Apple is known for having a high profit margin on its devices, but a recent reports suggests that may not be the case across the board.
That report comes from Daring Fireball’s John Gruber, who recently delved into some notable product pricing details in the latest episode of ‘The Talk Show’ podcast.
Gruber said his source tells him that the Apple TV is actually sold at cost. In addition, Gruber said he has “reason to believe” that Apple actually sells its HomePod smart speaker at a loss.
What that means, basically, is that the Apple TV 4K costs the Cupertino tech giant about $180 to make. That includes the A10 processor and other internal components, as well as marketing and research and development costs.
The A10 processor is believed to run Apple about $26 a pop, which means that the other components and associated costs have to make up about $154 for Gruber’s claims to be accurate.
Gruber also said he’s heard a similar story for HomePod, saying that Apple actually sells the smart speaker at a loss despite its relatively high $349 price tag. Though he added that he “can’t prove it” and doesn’t think that it’s a big loss.
According to a previous teardown, HomePod is thought to cost about $216 for Apple to make.

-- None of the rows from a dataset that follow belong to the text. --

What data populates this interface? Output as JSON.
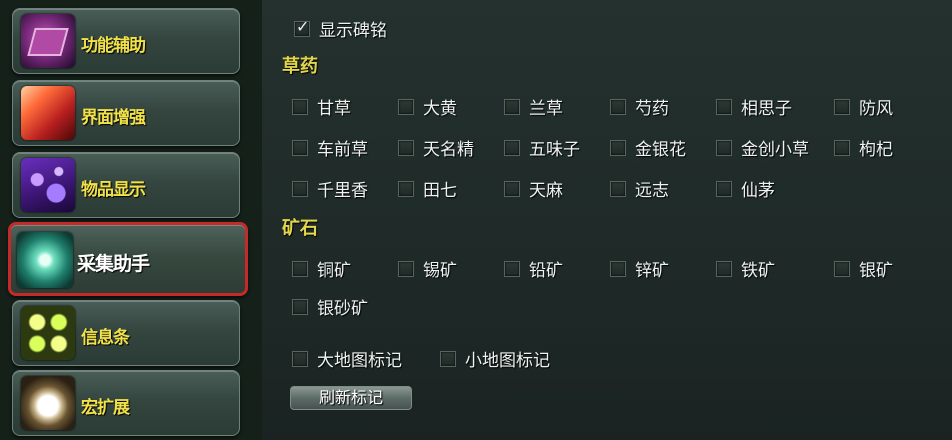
{
  "sidebar": {
    "items": [
      {
        "label": "功能辅助",
        "icon": "book-icon",
        "active": false
      },
      {
        "label": "界面增强",
        "icon": "fire-burst-icon",
        "active": false
      },
      {
        "label": "物品显示",
        "icon": "bubbles-icon",
        "active": false
      },
      {
        "label": "采集助手",
        "icon": "swirl-icon",
        "active": true
      },
      {
        "label": "信息条",
        "icon": "green-orbs-icon",
        "active": false
      },
      {
        "label": "宏扩展",
        "icon": "clock-icon",
        "active": false
      }
    ]
  },
  "options": {
    "show_tablet": {
      "label": "显示碑铭",
      "checked": true
    }
  },
  "herbs": {
    "title": "草药",
    "items": [
      "甘草",
      "大黄",
      "兰草",
      "芍药",
      "相思子",
      "防风",
      "车前草",
      "天名精",
      "五味子",
      "金银花",
      "金创小草",
      "枸杞",
      "千里香",
      "田七",
      "天麻",
      "远志",
      "仙茅"
    ]
  },
  "ores": {
    "title": "矿石",
    "items": [
      "铜矿",
      "锡矿",
      "铅矿",
      "锌矿",
      "铁矿",
      "银矿",
      "银砂矿"
    ]
  },
  "map_marks": {
    "world_map": {
      "label": "大地图标记",
      "checked": false
    },
    "mini_map": {
      "label": "小地图标记",
      "checked": false
    }
  },
  "refresh_button": {
    "label": "刷新标记"
  },
  "colors": {
    "section_title": "#e2d64a",
    "nav_label": "#f2e24a",
    "active_border": "#c42a2a"
  }
}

That’s a fairly slim margin on its own, but if Apple indeed sells it at a loss, it would mean that its R&D and marketing costs are quite high for the device.
It’s a relatively surprising claim for a company that has infamously high margins on its devices. Gruber points out that Apple’s other product margins generally sit around the 38 percent.
“Over time, things get cheaper to make,” Gruber said. “Company-wide, Apple very famously has very high margins and somehow, almost to a spooky degree, it’s always around 38 to 39 percent.”
On the other hand, it’s worth noting that another reliable, Apple-focused journalist has refuted Gruber’s pricing theories. Bloomberg’s Mark Gurman recently tweeted that his sources indicate that both HomePod and Apple TV are actually sold at a profit.
As Apple blogger and iOS developer Benjamin Mayo puts it, “Apple really would be doomed if they couldn’t make a profit on selling a $180 A10 chip in a plastic box.”
Of course, we can’t confirm whether Gruber or Gurman is correct. But in Gruber’s case, it would make sense for Apple to sell its services-based products for a lower margin, as it could recoup those costs through purchases and subscriptions (iTunes and Apple Music).
Gruber’s comments come in the wake of a report suggesting that Apple is developing a low-cost Apple TV “dongle,” akin to an iPod Shuffle. Presumably, that would allow users of third-party TVs to buy or watch iTunes content — or stream TV shows and videos from Apple’s upcoming rumored original content platform.